#### WORK REQUEST
Since pictures are not wanted, repeat only the text of the records, word for word.
(DATA TO USE begins)
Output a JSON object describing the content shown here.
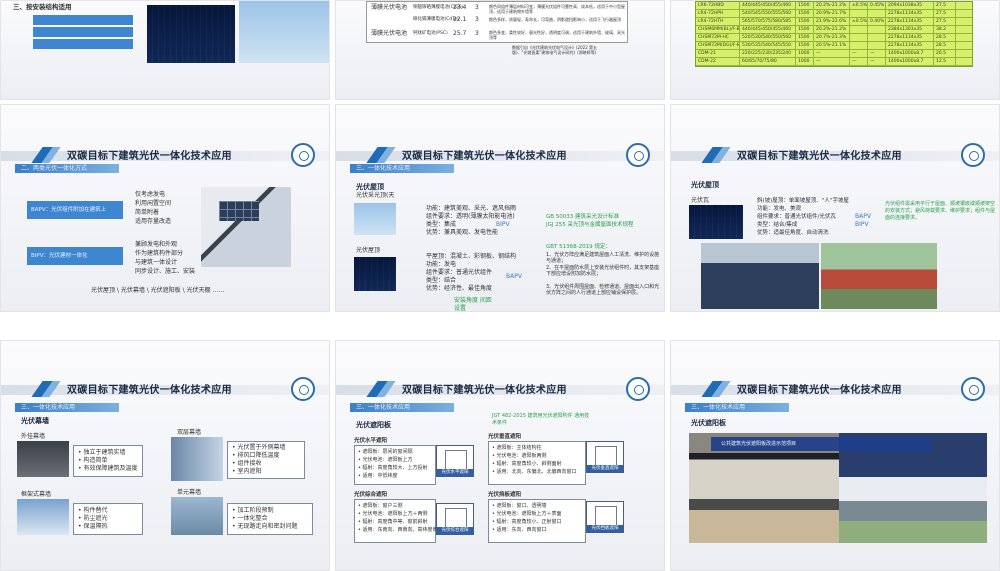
{
  "colors": {
    "accent": "#1f6bb5",
    "green_note": "#2aa14a",
    "table_bg": "#d8ef6a"
  },
  "common": {
    "slide_title": "双碳目标下建筑光伏一体化技术应用",
    "logo": "emblem-icon"
  },
  "slide1": {
    "heading": "三、按安装结构适用",
    "buttons": [
      "",
      "",
      ""
    ]
  },
  "slide2": {
    "rows": [
      {
        "a": "薄膜光伏电池",
        "b": "铜铟镓硒薄膜电池(CIGS)",
        "c": "23.4",
        "d": "3"
      },
      {
        "a": "",
        "b": "碲化镉薄膜电池(CdTe)",
        "c": "22.1",
        "d": "3"
      },
      {
        "a": "薄膜光伏电池",
        "b": "钙钛矿电池(PSC)",
        "c": "25.7",
        "d": "3"
      }
    ],
    "desc": [
      "颜色同组件薄层材料可变，薄膜光伏组件可靠性高、成本低，适用于中小型屋顶，适用于建筑物外墙等",
      "颜色多样，质量轻，寿命长，可弯曲，阴影遮挡影响小，适用于飞行器屋顶",
      "颜色多变，柔性较好，弱光性好，透明度可调，适用于建筑外墙、玻璃、采光顶等"
    ],
    "source": "数据引自《光伏建筑光伏电气设计》(2022 第五版)、\"光储直柔\"建筑电气设计研究》(郑晓晖等)"
  },
  "slide3": {
    "groups": [
      "平板光伏电池",
      "多晶硅",
      "薄膜光伏"
    ],
    "rows": [
      [
        "LR6-72HBD",
        "440/445/450/455/460",
        "1500",
        "20.2%-21.2%",
        "±0.5%",
        "0.45%",
        "2094x1038x35",
        "27.5"
      ],
      [
        "LR4-72HPH",
        "540/545/550/555/560",
        "1500",
        "20.9%-21.7%",
        "",
        "",
        "2278x1134x35",
        "27.5"
      ],
      [
        "LR4-72HTH",
        "565/570/575/580/585",
        "1500",
        "21.9%-22.6%",
        "±0.5%",
        "0.40%",
        "2278x1134x35",
        "27.5"
      ],
      [
        "CHSM6MM(BL)/F-BH",
        "440/445/450/455/460",
        "1500",
        "20.2%-21.2%",
        "",
        "",
        "2384x1303x35",
        "38.2"
      ],
      [
        "CHSM72M-HC",
        "520/530/540/550/560",
        "1500",
        "20.7%-21.3%",
        "",
        "",
        "2278x1134x35",
        "28.5"
      ],
      [
        "CHSM72M(DG)/F-BH",
        "530/535/540/545/550",
        "1500",
        "20.5%-21.1%",
        "",
        "",
        "2278x1134x35",
        "28.5"
      ],
      [
        "CDM-21",
        "220/225/230/235/240",
        "1000",
        "—",
        "—",
        "—",
        "1400x1000x8.7",
        "26.5"
      ],
      [
        "CDM-22",
        "60/65/70/75/80",
        "1000",
        "—",
        "—",
        "—",
        "1400x1000x8.7",
        "12.5"
      ]
    ],
    "notes": [
      "双面发电",
      "双玻组件",
      "轻质组件",
      "中空玻璃"
    ]
  },
  "slide4": {
    "section": "二、两类光伏一体化方式",
    "bapv": "BAPV：光伏组件附加在建筑上",
    "bipv": "BIPV：光伏建材一体化",
    "list1": [
      "仅考虑发电",
      "利用闲置空间",
      "简单附着",
      "适用存量改造"
    ],
    "list2": [
      "兼顾发电和外观",
      "作为建筑构件部分",
      "与建筑一体设计",
      "同步设计、施工、安装"
    ],
    "footer": "光伏屋顶 \\ 光伏幕墙 \\ 光伏遮阳板 \\ 光伏天棚 ……"
  },
  "slide5": {
    "section": "三、一体化技术应用",
    "heading": "光伏屋顶",
    "sub1": "光伏采光顶(天",
    "block1": [
      "功能：建筑美观、采光、遮风挡雨",
      "组件要求：透明(薄膜太阳能电池)",
      "类型：集成",
      "优势：兼具美观、发电性能"
    ],
    "tag1": "BIPV",
    "std1": "GB 50033 建筑采光设计标准",
    "std2": "JGJ 255 采光顶与金属屋面技术规程",
    "sub2": "光伏屋顶",
    "block2": [
      "平屋顶：混凝土、彩钢板、钢结构",
      "功能：发电",
      "组件要求：普通光伏组件",
      "类型：结合",
      "优势：经济性、最佳角度"
    ],
    "tag2": "BAPV",
    "std3": "GBT 51368-2019 规定：",
    "std3_items": [
      "1、光伏方阵应满足建筑屋面人工清洗、维护的设施与通道；",
      "2、在平屋面防水层上安装光伏组件时，其支架基座下部应增设附加防水层；",
      "3、光伏组件周围屋面、检修通道、屋面出入口和光伏方阵之间的人行通道上部应铺设保护层。"
    ],
    "note": "安装角度 间距设置"
  },
  "slide6": {
    "heading": "光伏屋顶",
    "sub": "光伏瓦",
    "block": [
      "斜(坡)屋顶：单面坡屋顶、\"人\"字坡屋",
      "功能：发电、美观",
      "组件要求：普通光伏组件/光伏瓦",
      "类型：结合/集成",
      "优势：适最佳角度、自动清洗"
    ],
    "tags": [
      "BAPV",
      "BIPV"
    ],
    "note": "光伏组件需采用平行于屋面、顺坡镶嵌或顺坡架空的安装方式；避风荷载要求、维护要求；组件与屋面的连接要求。"
  },
  "slide7": {
    "section": "三、一体化技术应用",
    "heading": "光伏幕墙",
    "blocks": [
      {
        "title": "外挂幕墙",
        "items": [
          "独立于建筑实墙",
          "构造简单",
          "有效保障建筑及温度"
        ]
      },
      {
        "title": "双层幕墙",
        "items": [
          "光伏置于外侧幕墙",
          "排风口降低温度",
          "组件接收",
          "室内遮阳"
        ]
      },
      {
        "title": "框架式幕墙",
        "items": [
          "构件替代",
          "防尘遮光",
          "保温隔热"
        ]
      },
      {
        "title": "单元幕墙",
        "items": [
          "加工阶段预制",
          "一体化整合",
          "无现路走向和密封问题"
        ]
      }
    ]
  },
  "slide8": {
    "section": "三、一体化技术应用",
    "heading": "光伏遮阳板",
    "std": "JGT 482-2015 建筑用光伏遮阳构件 通用技术条件",
    "cards": [
      {
        "title": "光伏水平遮阳",
        "items": [
          "遮阳板：层间的窗间隔",
          "光伏电池：遮阳板上方",
          "辐射：高度角较大、上方投射",
          "适用：中低纬度"
        ],
        "cap": "光伏水平遮阳"
      },
      {
        "title": "光伏垂直遮阳",
        "items": [
          "遮阳板：主体结构柱",
          "光伏电池：遮阳板两侧",
          "辐射：高度角较小、斜侧面射",
          "适用：北向、东偏北、北偏西向窗口"
        ],
        "cap": "光伏垂直遮阳"
      },
      {
        "title": "光伏综合遮阳",
        "items": [
          "遮阳板：窗户三侧",
          "光伏电池：遮阳板上方＋两侧",
          "辐射：高度角中等、窗前斜射",
          "适用：东南向、西南向，高纬度南向"
        ],
        "cap": "光伏综合遮阳"
      },
      {
        "title": "光伏挡板遮阳",
        "items": [
          "遮阳板：窗口、透明墙",
          "光伏电池：遮阳板上方＋表面",
          "辐射：高度角较小、正射窗口",
          "适用：东向、西向窗口"
        ],
        "cap": "光伏挡板遮阳"
      }
    ]
  },
  "slide9": {
    "section": "三、一体化技术应用",
    "heading": "光伏遮阳板",
    "banner": "公共建筑光伏遮阳板改造示范项目"
  }
}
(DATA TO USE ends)
#### PROBLEM SOLUTION
Output a JSON object describing the content shown here.
{
  "colors": {
    "accent": "#1f6bb5",
    "green_note": "#2aa14a",
    "table_bg": "#d8ef6a"
  },
  "common": {
    "slide_title": "双碳目标下建筑光伏一体化技术应用",
    "logo": "emblem-icon"
  },
  "slide1": {
    "heading": "三、按安装结构适用",
    "buttons": [
      "",
      "",
      ""
    ]
  },
  "slide2": {
    "rows": [
      {
        "a": "薄膜光伏电池",
        "b": "铜铟镓硒薄膜电池(CIGS)",
        "c": "23.4",
        "d": "3"
      },
      {
        "a": "",
        "b": "碲化镉薄膜电池(CdTe)",
        "c": "22.1",
        "d": "3"
      },
      {
        "a": "薄膜光伏电池",
        "b": "钙钛矿电池(PSC)",
        "c": "25.7",
        "d": "3"
      }
    ],
    "desc": [
      "颜色同组件薄层材料可变，薄膜光伏组件可靠性高、成本低，适用于中小型屋顶，适用于建筑物外墙等",
      "颜色多样，质量轻，寿命长，可弯曲，阴影遮挡影响小，适用于飞行器屋顶",
      "颜色多变，柔性较好，弱光性好，透明度可调，适用于建筑外墙、玻璃、采光顶等"
    ],
    "source": "数据引自《光伏建筑光伏电气设计》(2022 第五版)、\"光储直柔\"建筑电气设计研究》(郑晓晖等)"
  },
  "slide3": {
    "groups": [
      "平板光伏电池",
      "多晶硅",
      "薄膜光伏"
    ],
    "rows": [
      [
        "LR6-72HBD",
        "440/445/450/455/460",
        "1500",
        "20.2%-21.2%",
        "±0.5%",
        "0.45%",
        "2094x1038x35",
        "27.5"
      ],
      [
        "LR4-72HPH",
        "540/545/550/555/560",
        "1500",
        "20.9%-21.7%",
        "",
        "",
        "2278x1134x35",
        "27.5"
      ],
      [
        "LR4-72HTH",
        "565/570/575/580/585",
        "1500",
        "21.9%-22.6%",
        "±0.5%",
        "0.40%",
        "2278x1134x35",
        "27.5"
      ],
      [
        "CHSM6MM(BL)/F-BH",
        "440/445/450/455/460",
        "1500",
        "20.2%-21.2%",
        "",
        "",
        "2384x1303x35",
        "38.2"
      ],
      [
        "CHSM72M-HC",
        "520/530/540/550/560",
        "1500",
        "20.7%-21.3%",
        "",
        "",
        "2278x1134x35",
        "28.5"
      ],
      [
        "CHSM72M(DG)/F-BH",
        "530/535/540/545/550",
        "1500",
        "20.5%-21.1%",
        "",
        "",
        "2278x1134x35",
        "28.5"
      ],
      [
        "CDM-21",
        "220/225/230/235/240",
        "1000",
        "—",
        "—",
        "—",
        "1400x1000x8.7",
        "26.5"
      ],
      [
        "CDM-22",
        "60/65/70/75/80",
        "1000",
        "—",
        "—",
        "—",
        "1400x1000x8.7",
        "12.5"
      ]
    ],
    "notes": [
      "双面发电",
      "双玻组件",
      "轻质组件",
      "中空玻璃"
    ]
  },
  "slide4": {
    "section": "二、两类光伏一体化方式",
    "bapv": "BAPV：光伏组件附加在建筑上",
    "bipv": "BIPV：光伏建材一体化",
    "list1": [
      "仅考虑发电",
      "利用闲置空间",
      "简单附着",
      "适用存量改造"
    ],
    "list2": [
      "兼顾发电和外观",
      "作为建筑构件部分",
      "与建筑一体设计",
      "同步设计、施工、安装"
    ],
    "footer": "光伏屋顶 \\ 光伏幕墙 \\ 光伏遮阳板 \\ 光伏天棚 ……"
  },
  "slide5": {
    "section": "三、一体化技术应用",
    "heading": "光伏屋顶",
    "sub1": "光伏采光顶(天",
    "block1": [
      "功能：建筑美观、采光、遮风挡雨",
      "组件要求：透明(薄膜太阳能电池)",
      "类型：集成",
      "优势：兼具美观、发电性能"
    ],
    "tag1": "BIPV",
    "std1": "GB 50033 建筑采光设计标准",
    "std2": "JGJ 255 采光顶与金属屋面技术规程",
    "sub2": "光伏屋顶",
    "block2": [
      "平屋顶：混凝土、彩钢板、钢结构",
      "功能：发电",
      "组件要求：普通光伏组件",
      "类型：结合",
      "优势：经济性、最佳角度"
    ],
    "tag2": "BAPV",
    "std3": "GBT 51368-2019 规定：",
    "std3_items": [
      "1、光伏方阵应满足建筑屋面人工清洗、维护的设施与通道；",
      "2、在平屋面防水层上安装光伏组件时，其支架基座下部应增设附加防水层；",
      "3、光伏组件周围屋面、检修通道、屋面出入口和光伏方阵之间的人行通道上部应铺设保护层。"
    ],
    "note": "安装角度 间距设置"
  },
  "slide6": {
    "heading": "光伏屋顶",
    "sub": "光伏瓦",
    "block": [
      "斜(坡)屋顶：单面坡屋顶、\"人\"字坡屋",
      "功能：发电、美观",
      "组件要求：普通光伏组件/光伏瓦",
      "类型：结合/集成",
      "优势：适最佳角度、自动清洗"
    ],
    "tags": [
      "BAPV",
      "BIPV"
    ],
    "note": "光伏组件需采用平行于屋面、顺坡镶嵌或顺坡架空的安装方式；避风荷载要求、维护要求；组件与屋面的连接要求。"
  },
  "slide7": {
    "section": "三、一体化技术应用",
    "heading": "光伏幕墙",
    "blocks": [
      {
        "title": "外挂幕墙",
        "items": [
          "独立于建筑实墙",
          "构造简单",
          "有效保障建筑及温度"
        ]
      },
      {
        "title": "双层幕墙",
        "items": [
          "光伏置于外侧幕墙",
          "排风口降低温度",
          "组件接收",
          "室内遮阳"
        ]
      },
      {
        "title": "框架式幕墙",
        "items": [
          "构件替代",
          "防尘遮光",
          "保温隔热"
        ]
      },
      {
        "title": "单元幕墙",
        "items": [
          "加工阶段预制",
          "一体化整合",
          "无现路走向和密封问题"
        ]
      }
    ]
  },
  "slide8": {
    "section": "三、一体化技术应用",
    "heading": "光伏遮阳板",
    "std": "JGT 482-2015 建筑用光伏遮阳构件 通用技术条件",
    "cards": [
      {
        "title": "光伏水平遮阳",
        "items": [
          "遮阳板：层间的窗间隔",
          "光伏电池：遮阳板上方",
          "辐射：高度角较大、上方投射",
          "适用：中低纬度"
        ],
        "cap": "光伏水平遮阳"
      },
      {
        "title": "光伏垂直遮阳",
        "items": [
          "遮阳板：主体结构柱",
          "光伏电池：遮阳板两侧",
          "辐射：高度角较小、斜侧面射",
          "适用：北向、东偏北、北偏西向窗口"
        ],
        "cap": "光伏垂直遮阳"
      },
      {
        "title": "光伏综合遮阳",
        "items": [
          "遮阳板：窗户三侧",
          "光伏电池：遮阳板上方＋两侧",
          "辐射：高度角中等、窗前斜射",
          "适用：东南向、西南向，高纬度南向"
        ],
        "cap": "光伏综合遮阳"
      },
      {
        "title": "光伏挡板遮阳",
        "items": [
          "遮阳板：窗口、透明墙",
          "光伏电池：遮阳板上方＋表面",
          "辐射：高度角较小、正射窗口",
          "适用：东向、西向窗口"
        ],
        "cap": "光伏挡板遮阳"
      }
    ]
  },
  "slide9": {
    "section": "三、一体化技术应用",
    "heading": "光伏遮阳板",
    "banner": "公共建筑光伏遮阳板改造示范项目"
  }
}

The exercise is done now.